Honors and AP Biology Homework Chapter 8: Cell division - Meiosis
Textbook assignment: Chapter 8:The Cellular Basis of Reproduction and Inheritance, sections 11-23.
- 8.11 This section introduces the manufacture of special cells (diploid or gamete cells) that can form new organisms. These cells have only half the genetic material normally found in somatic cells in the same organism. In eukaryotic cell reproduction, this involves matching pairs of similar genetic material (homologous pairs) from two different cells, followed by multiple divisions. Obviously, the resulting cells are not clones of the parent cells, but something new.
- 8.12 The production of gametes occurs through meiosis; the product of a new organism occurs when gametes fuse.
- 8.13 The process of meiosis follows similar stages to mitosis, but repeats twice to provide four gametes.
- 8.14 Compare meiosis to mitosis at each phase. Note the differences:
- formation of chromatids (mitosis prophase) vs the formation of tetrads (meiosis prophase I)
- remix of chromatid strands through crossing-over during meiosis metaphase I
- separation of chromatids (mitosis anaphase) vs the separation of tetrads into chromatids (meiosis anaphase I)
- a second cycle of phases in meiosis to form haploid gametes
- 8.15 Random recombinations during meiosis metaphase I increase genetic diversity. The same parents will have children with unique characteristic combinations (except in the rare case of identical twins)

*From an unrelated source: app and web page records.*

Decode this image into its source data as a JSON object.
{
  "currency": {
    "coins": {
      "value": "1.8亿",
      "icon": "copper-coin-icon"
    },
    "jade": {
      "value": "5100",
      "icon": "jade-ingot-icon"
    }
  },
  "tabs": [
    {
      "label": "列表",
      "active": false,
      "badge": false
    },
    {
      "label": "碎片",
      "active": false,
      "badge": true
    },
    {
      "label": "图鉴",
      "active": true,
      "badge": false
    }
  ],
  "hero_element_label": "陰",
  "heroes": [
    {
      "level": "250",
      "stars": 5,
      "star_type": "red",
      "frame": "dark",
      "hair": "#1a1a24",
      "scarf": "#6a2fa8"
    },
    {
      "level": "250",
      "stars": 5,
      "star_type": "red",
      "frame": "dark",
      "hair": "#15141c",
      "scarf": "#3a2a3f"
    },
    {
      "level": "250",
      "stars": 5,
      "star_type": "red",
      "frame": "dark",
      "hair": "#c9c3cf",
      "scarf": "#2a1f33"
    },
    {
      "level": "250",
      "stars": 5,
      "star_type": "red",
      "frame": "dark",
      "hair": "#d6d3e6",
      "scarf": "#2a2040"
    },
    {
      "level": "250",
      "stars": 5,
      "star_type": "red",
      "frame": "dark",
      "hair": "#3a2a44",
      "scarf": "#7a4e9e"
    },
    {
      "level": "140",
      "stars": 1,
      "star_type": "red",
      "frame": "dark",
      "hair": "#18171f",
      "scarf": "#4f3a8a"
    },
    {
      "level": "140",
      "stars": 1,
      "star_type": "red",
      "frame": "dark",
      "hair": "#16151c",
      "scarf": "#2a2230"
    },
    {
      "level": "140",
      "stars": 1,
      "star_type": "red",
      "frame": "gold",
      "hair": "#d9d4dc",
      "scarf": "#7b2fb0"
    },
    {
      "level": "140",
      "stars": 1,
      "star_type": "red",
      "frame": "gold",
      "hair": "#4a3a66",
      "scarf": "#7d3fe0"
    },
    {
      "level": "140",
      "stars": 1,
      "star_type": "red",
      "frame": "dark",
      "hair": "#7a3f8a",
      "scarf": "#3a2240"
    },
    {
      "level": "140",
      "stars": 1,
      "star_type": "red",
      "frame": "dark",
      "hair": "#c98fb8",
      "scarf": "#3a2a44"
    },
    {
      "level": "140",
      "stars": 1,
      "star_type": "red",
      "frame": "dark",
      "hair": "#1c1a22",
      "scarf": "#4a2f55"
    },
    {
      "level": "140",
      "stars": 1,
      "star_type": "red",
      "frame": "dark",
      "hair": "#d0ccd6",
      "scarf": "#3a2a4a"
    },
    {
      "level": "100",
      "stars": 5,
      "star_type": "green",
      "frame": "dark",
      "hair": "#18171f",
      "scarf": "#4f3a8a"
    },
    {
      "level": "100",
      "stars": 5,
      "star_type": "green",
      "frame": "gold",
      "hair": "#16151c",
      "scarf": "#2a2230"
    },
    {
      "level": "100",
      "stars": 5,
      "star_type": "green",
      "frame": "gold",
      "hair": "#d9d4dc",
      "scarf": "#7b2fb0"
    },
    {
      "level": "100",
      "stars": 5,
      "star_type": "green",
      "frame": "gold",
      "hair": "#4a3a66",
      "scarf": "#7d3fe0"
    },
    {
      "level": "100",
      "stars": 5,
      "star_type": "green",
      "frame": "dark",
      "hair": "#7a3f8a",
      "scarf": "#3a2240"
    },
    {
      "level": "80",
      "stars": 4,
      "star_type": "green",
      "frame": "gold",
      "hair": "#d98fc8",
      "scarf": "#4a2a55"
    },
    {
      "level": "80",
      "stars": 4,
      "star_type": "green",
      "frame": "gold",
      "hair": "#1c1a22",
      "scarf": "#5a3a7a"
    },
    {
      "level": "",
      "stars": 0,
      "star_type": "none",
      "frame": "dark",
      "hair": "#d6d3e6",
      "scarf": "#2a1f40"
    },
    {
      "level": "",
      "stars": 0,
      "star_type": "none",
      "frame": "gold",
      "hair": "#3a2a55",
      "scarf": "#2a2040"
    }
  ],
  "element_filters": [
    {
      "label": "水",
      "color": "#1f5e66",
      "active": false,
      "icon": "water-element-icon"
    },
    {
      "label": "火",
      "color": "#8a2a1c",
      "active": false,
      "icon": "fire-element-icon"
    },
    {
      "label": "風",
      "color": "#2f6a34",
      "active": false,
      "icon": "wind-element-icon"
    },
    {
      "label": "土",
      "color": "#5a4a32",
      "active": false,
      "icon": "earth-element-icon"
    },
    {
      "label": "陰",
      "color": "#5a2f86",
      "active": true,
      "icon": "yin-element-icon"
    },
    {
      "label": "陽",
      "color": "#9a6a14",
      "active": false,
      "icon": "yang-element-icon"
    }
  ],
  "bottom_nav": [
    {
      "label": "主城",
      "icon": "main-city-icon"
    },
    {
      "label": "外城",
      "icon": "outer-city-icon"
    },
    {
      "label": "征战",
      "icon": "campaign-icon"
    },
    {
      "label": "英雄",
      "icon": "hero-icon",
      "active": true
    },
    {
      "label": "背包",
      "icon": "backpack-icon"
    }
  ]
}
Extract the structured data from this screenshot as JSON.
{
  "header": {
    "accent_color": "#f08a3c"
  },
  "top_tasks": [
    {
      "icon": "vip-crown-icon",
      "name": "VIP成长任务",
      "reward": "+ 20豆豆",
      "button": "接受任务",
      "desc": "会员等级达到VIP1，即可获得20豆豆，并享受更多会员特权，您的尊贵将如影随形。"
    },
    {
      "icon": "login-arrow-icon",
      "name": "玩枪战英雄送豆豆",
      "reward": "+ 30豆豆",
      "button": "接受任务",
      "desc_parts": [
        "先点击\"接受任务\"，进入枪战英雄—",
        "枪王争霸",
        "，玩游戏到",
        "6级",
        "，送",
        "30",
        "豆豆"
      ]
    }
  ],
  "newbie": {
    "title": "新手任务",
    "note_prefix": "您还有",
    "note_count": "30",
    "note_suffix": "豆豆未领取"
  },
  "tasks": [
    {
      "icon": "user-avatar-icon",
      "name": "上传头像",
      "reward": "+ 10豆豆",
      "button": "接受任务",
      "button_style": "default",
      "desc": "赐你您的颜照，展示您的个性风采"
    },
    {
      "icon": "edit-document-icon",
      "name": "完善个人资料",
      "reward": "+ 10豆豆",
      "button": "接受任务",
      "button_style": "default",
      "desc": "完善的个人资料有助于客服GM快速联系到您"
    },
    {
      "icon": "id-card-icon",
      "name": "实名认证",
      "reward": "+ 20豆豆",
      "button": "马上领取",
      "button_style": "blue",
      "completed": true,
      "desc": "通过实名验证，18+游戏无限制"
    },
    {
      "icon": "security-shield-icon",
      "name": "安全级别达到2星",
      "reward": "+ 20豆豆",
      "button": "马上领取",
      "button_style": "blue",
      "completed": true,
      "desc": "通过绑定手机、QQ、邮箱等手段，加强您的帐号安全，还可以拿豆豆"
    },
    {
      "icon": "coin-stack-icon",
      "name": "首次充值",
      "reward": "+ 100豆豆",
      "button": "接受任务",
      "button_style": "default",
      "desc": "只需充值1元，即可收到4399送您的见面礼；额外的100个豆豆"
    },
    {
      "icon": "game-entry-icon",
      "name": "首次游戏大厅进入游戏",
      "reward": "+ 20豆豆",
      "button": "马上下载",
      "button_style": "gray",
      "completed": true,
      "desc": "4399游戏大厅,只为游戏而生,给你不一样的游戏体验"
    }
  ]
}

- 8.16 The same chromosome with the same gene pattern may have different forms of each gene on each of the two chromosomes present in a parent. Haploid gamete production ensures that a gamete possesses only one of these copies from each parent.
- 8.17 In addition to random selection of one chromosome strand from a pair, crossing-over mixes gene combinations up, so that the inherited chromosome strand in the gamete is different from the original copy in the parent.
- 8.18 A karyotype is a useful way of organizing human chromosomes for identification, study, and comparison.
- 8.19 Extra chromosomes cause certain problems, because the nucleus receives duplicate instructions and does some things more often than it would otherwise. In particular, extra copies of chromosome 21 (trisomy-21) causes Down syndrome, a genetic defect that can result in abnormal physical and mental development.
- 8.20 Chromosome defects occur when chromosomes fail to separate properly during meiosis I or meiosis II. Gametes that entirely lack a chromosome will not usually produce viable offspring. Gametes with extra copies of chromosomes may produce viable but abnormal offspring.
- 8.21 When disjunction leads to abnormal sex chromosomes, the result may not be fatal, but will cause some problems.
- 8.22 In some situations, chromosome defects make it impossible for offspring to mate with other members of their parents' species; in this case, they become a new species. New traits may give them a survival advantage.
- 8.23 If chromosome replication fails, so that genes are changed or missing, the key information controlling cell development and regulation is scrambled. Cells may develop irregularly or out of control (cancer).
Read the following weblecture before chat: Chromosomal Defects
Take notes on any questions you have, and be prepared to discuss the lecture in chat.
Perform the study activity below:
Work through the BioCoach Activity Meiosis.
Chat Preparation Activities
- Essay question: The Moodle forum for the session will assign a specific study question for you to prepare for chat. You need to read this question and post your answer before chat starts for this session.
- Mastery Exercise: The Moodle Mastery exercise for the chapter will contain sections related to our chat topic. Try to complete these before the chat starts, so that you can ask questions.
- Required: Complete the Mastery Exercise with a score of 85% or better.
- Optional: Test yourself with the textbook multiple choice questions and note any that you miss that still don't make sense. Bring questions to chat!
- Go to the Moodle and take the quiz for this chapter.
Read through the lab for this week; bring questions to chat on any aspect of the lab, whether you intend not perform it or not. If you decide to perform the lab, be sure to submit your report by the posted due date.
© 2005 - 2019 This course is offered through Scholars Online, a non-profit organization supporting classical Christian education through online courses. Permission to copy course content (lessons and labs) for personal study is granted to students currently or formerly enrolled in the course through Scholars Online. Reproduction for any other purpose, without the express written consent of the author, is prohibited.